Records from a data source:
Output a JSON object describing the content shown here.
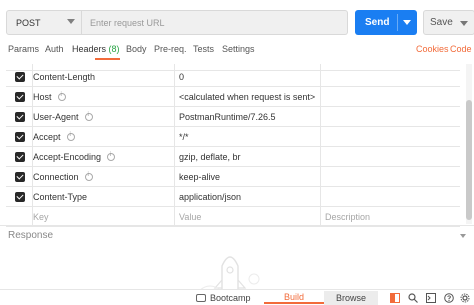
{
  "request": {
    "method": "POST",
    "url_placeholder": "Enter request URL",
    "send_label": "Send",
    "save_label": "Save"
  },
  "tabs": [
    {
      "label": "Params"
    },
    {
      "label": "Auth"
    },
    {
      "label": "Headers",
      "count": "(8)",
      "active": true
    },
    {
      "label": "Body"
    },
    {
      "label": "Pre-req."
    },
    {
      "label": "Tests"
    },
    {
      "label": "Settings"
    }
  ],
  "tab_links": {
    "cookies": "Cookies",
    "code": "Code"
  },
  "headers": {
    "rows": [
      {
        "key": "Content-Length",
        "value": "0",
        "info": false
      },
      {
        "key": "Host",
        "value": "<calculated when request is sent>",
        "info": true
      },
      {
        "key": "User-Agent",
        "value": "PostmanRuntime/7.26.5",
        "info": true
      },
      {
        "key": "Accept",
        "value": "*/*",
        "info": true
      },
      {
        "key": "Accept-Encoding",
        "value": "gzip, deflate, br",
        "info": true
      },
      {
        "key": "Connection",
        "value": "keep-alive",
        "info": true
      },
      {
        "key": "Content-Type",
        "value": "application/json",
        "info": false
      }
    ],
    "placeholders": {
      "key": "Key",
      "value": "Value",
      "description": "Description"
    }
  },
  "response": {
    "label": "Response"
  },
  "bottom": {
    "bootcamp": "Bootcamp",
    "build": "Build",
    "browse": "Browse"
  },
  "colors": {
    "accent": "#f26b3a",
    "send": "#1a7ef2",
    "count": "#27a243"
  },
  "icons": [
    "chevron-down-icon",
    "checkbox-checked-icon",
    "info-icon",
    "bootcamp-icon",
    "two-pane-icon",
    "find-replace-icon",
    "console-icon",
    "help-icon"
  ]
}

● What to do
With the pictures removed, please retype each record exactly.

● Response to the exercise
Output a JSON object describing the content shown here.
{
  "request": {
    "method": "POST",
    "url_placeholder": "Enter request URL",
    "send_label": "Send",
    "save_label": "Save"
  },
  "tabs": [
    {
      "label": "Params"
    },
    {
      "label": "Auth"
    },
    {
      "label": "Headers",
      "count": "(8)",
      "active": true
    },
    {
      "label": "Body"
    },
    {
      "label": "Pre-req."
    },
    {
      "label": "Tests"
    },
    {
      "label": "Settings"
    }
  ],
  "tab_links": {
    "cookies": "Cookies",
    "code": "Code"
  },
  "headers": {
    "rows": [
      {
        "key": "Content-Length",
        "value": "0",
        "info": false
      },
      {
        "key": "Host",
        "value": "<calculated when request is sent>",
        "info": true
      },
      {
        "key": "User-Agent",
        "value": "PostmanRuntime/7.26.5",
        "info": true
      },
      {
        "key": "Accept",
        "value": "*/*",
        "info": true
      },
      {
        "key": "Accept-Encoding",
        "value": "gzip, deflate, br",
        "info": true
      },
      {
        "key": "Connection",
        "value": "keep-alive",
        "info": true
      },
      {
        "key": "Content-Type",
        "value": "application/json",
        "info": false
      }
    ],
    "placeholders": {
      "key": "Key",
      "value": "Value",
      "description": "Description"
    }
  },
  "response": {
    "label": "Response"
  },
  "bottom": {
    "bootcamp": "Bootcamp",
    "build": "Build",
    "browse": "Browse"
  },
  "colors": {
    "accent": "#f26b3a",
    "send": "#1a7ef2",
    "count": "#27a243"
  },
  "icons": [
    "chevron-down-icon",
    "checkbox-checked-icon",
    "info-icon",
    "bootcamp-icon",
    "two-pane-icon",
    "find-replace-icon",
    "console-icon",
    "help-icon"
  ]
}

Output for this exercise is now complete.